Andy Coulson, former confidant of and advisor to the British prime minister, has been sentenced to 18 months in prison for phone hacking.
Coulson, denied sanctioning hacking as editor of The News of The World (NoTW) all through his eight-month trial but was convicted by the jury.
At the sentencing today, Mr Justice Saunders said the hacking of murdered teenager Milly Dowler's phone was "unforgivable".
David Cameron said his old friend's sentence showed that "no-one is above the law".
Asked about the outcome on a visit to Scotland, Cameron said: "Well, what it says is that it is right that justice should be done and no one is above the law, which is what I have always said."
Coulson, who was David Cameron's spin doctor until 2011, saw his former boss and love Rebekah Brooks acquitted of the same charge.
He arrived at court without his wife, Eloise.
His former NoTW colleagues Nevile Thurlbeck, James Weatherup and Greg Miskiw were also sentenced along with private investigator Glenn Mulcaire. They had all admitted the offence before the trial began.
Coulson can expected to be released on licence halfway through his sentence after nine months. He could be released even earlier, if he is permitted to given a home detention curfew, where an electronic tag would confine him to his house.
Miskiw and Thurlbeck were each sentenced to six months in jail.
Weatherup was jailed for four months, suspended for 12 months, and ordered to do 200 hours unpaid community work.
Mulcaire was jailed for six months, suspended for 12 months, and ordered to do 200 hours unpaid community work.
The judge told the defendants: "I do not accept ignorance of the law provides any mitigation.
"The laws of protection are given to the rich, famous and powerful as to all."
The judge said Coulson clearly thought it was necessary to use phone hacking to maintain the newspaper's "competitive edge".
And he said the delay in the NoTW telling police about the Milly Dowler voicemail in 2002 showed the motivation was to "take credit for finding her" and sell the maximum number of newspapers.
The judge said: "Mr Coulson has to take the major shame for the blame of phone hacking at the NoTW. He knew about it, he encouraged it when he should have stopped it."
He added: "There is a certain irony in seeing men who pride themselves on being distinguished investigative journalists, who have shed light in dark corners and forced others to reveal the truth, being unprepared to do the same for their own profession."

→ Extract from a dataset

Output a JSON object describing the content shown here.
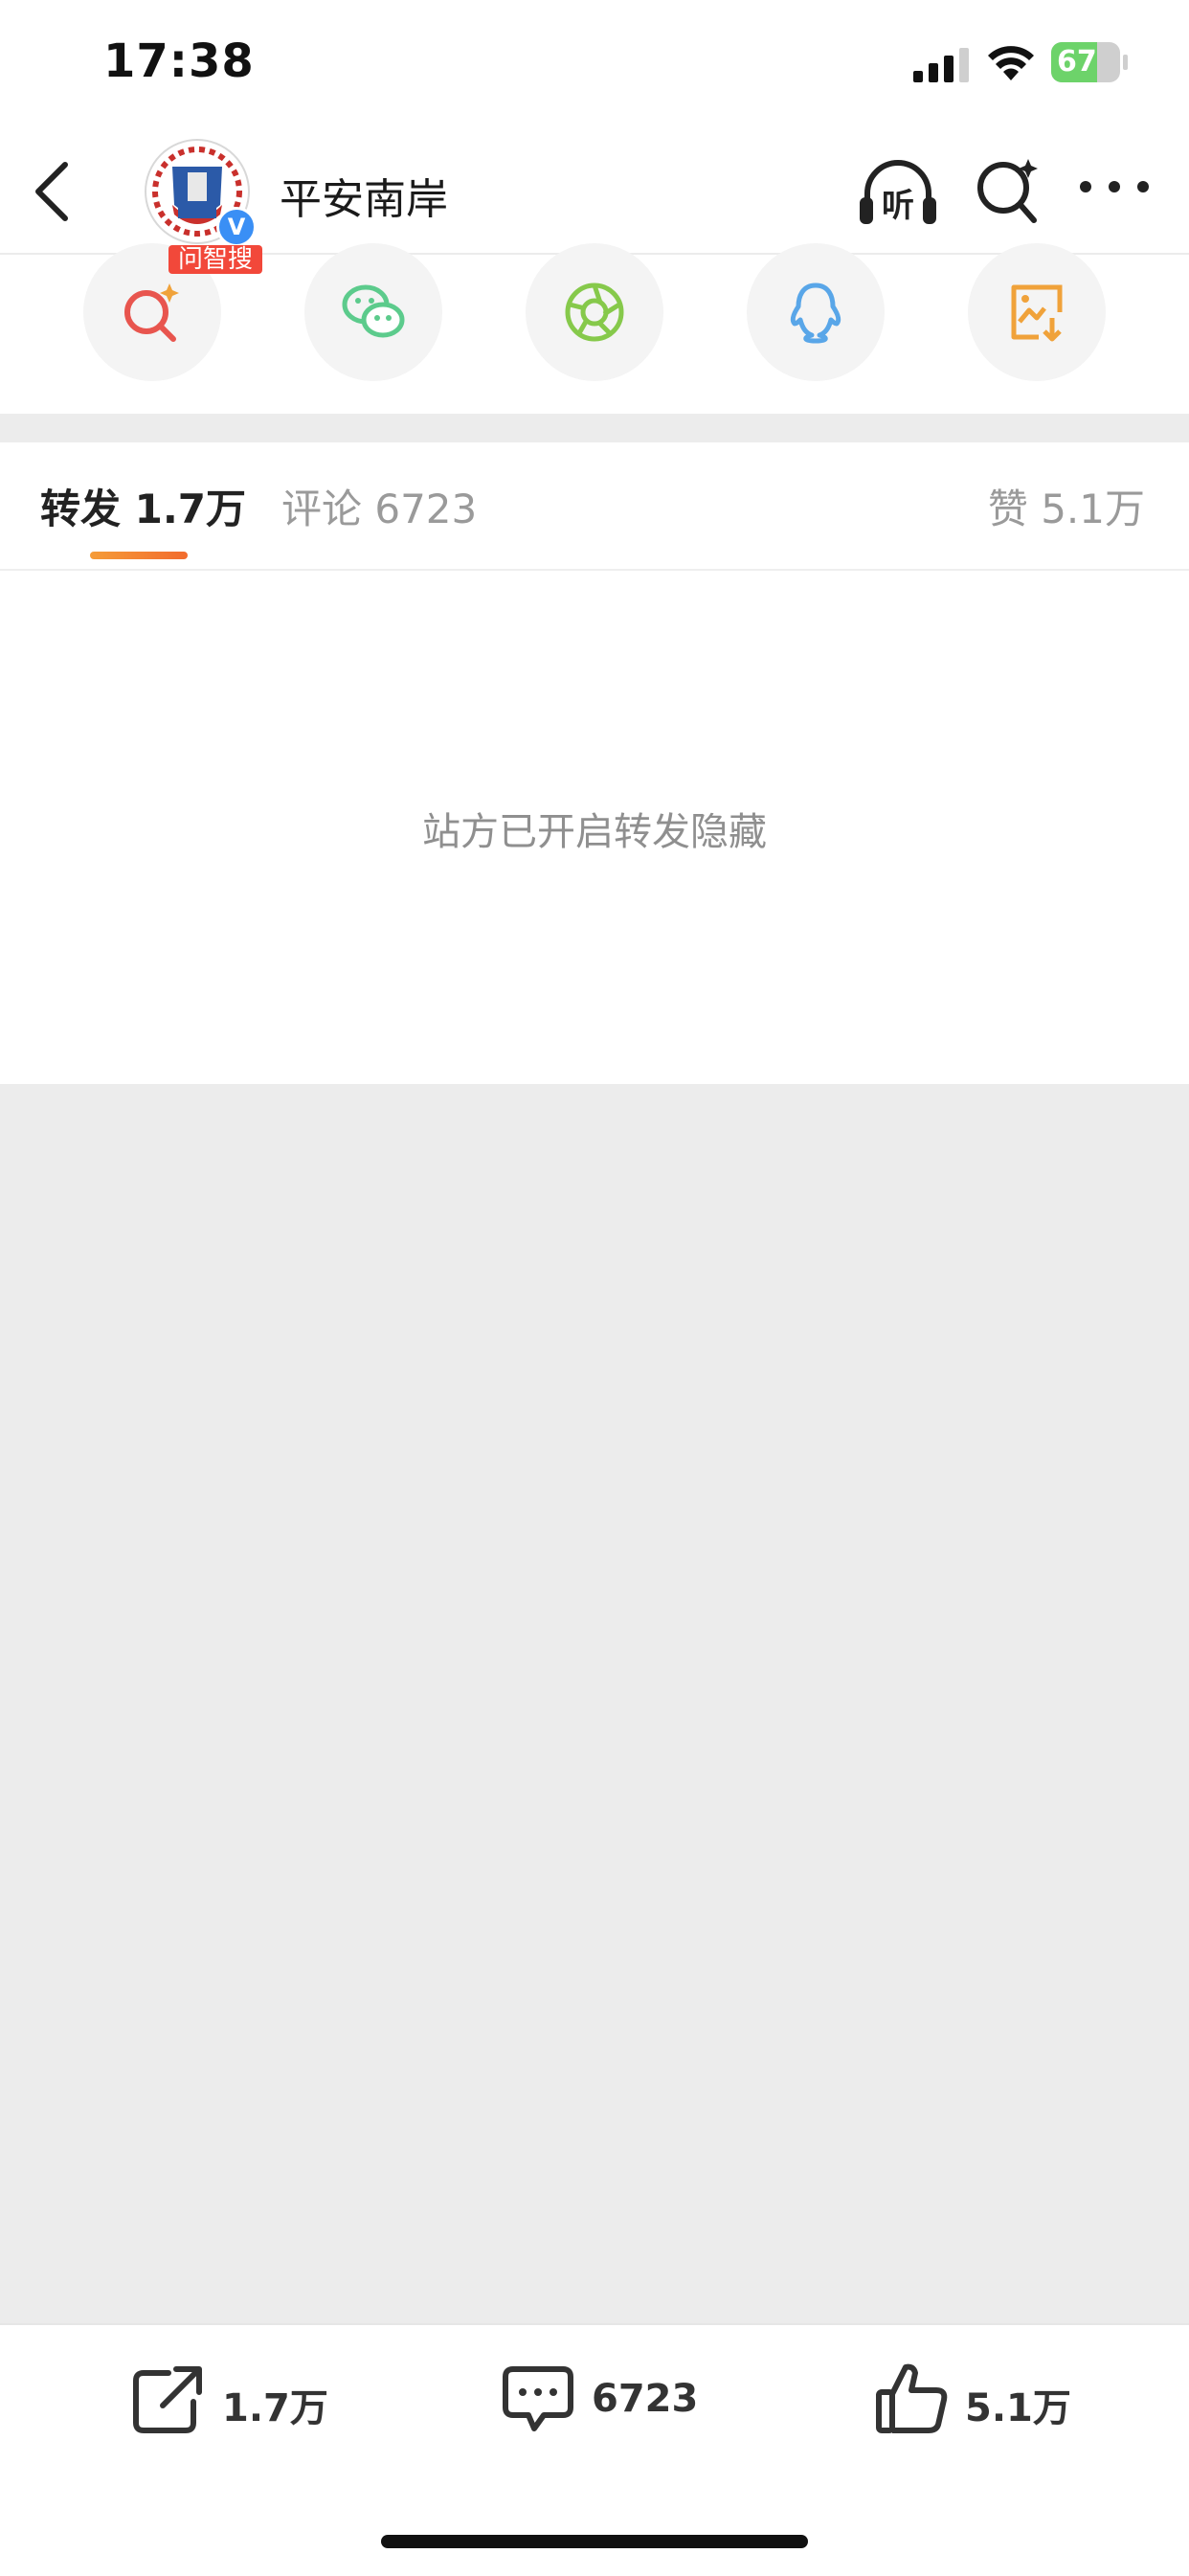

There was no reaction from Coulson as he was jailed.
Weatherup and Mulcaire both declined to comment as they left the courtroom.
The sentencings bring to an end one of the longest and most complicated trials in English legal history and a scandal that continues to reverberate across the press and Westminster.
Campaigners said the conclusion of the hacking trial was the inevitable consequence of a "colossal failure" which allowed criminal activities to "fester for many years" at the News of the World.
A spokesman for press reform group Hacked Off said: "No-one can take any pleasure from the sentences handed down today on News of the World journalists.
"But these sentences are the inevitable outcome of a colossal failure of corporate governance within News International that allowed a culture of criminal behaviour to fester for many years.
"It has taken far too long for the thousands of innocent victims of this industrial-scale criminal conspiracy to see its perpetrators brought to justice.
"It is only the beginning of the process. Those victims will insist that no stone is left unturned to get to the full truth of what happened - no matter how high up the scandal went."
He continued: "We now need a proper independent and effective press regulator that actually works for victims and the public in preventing this sort of institutional disregard for the rights of others."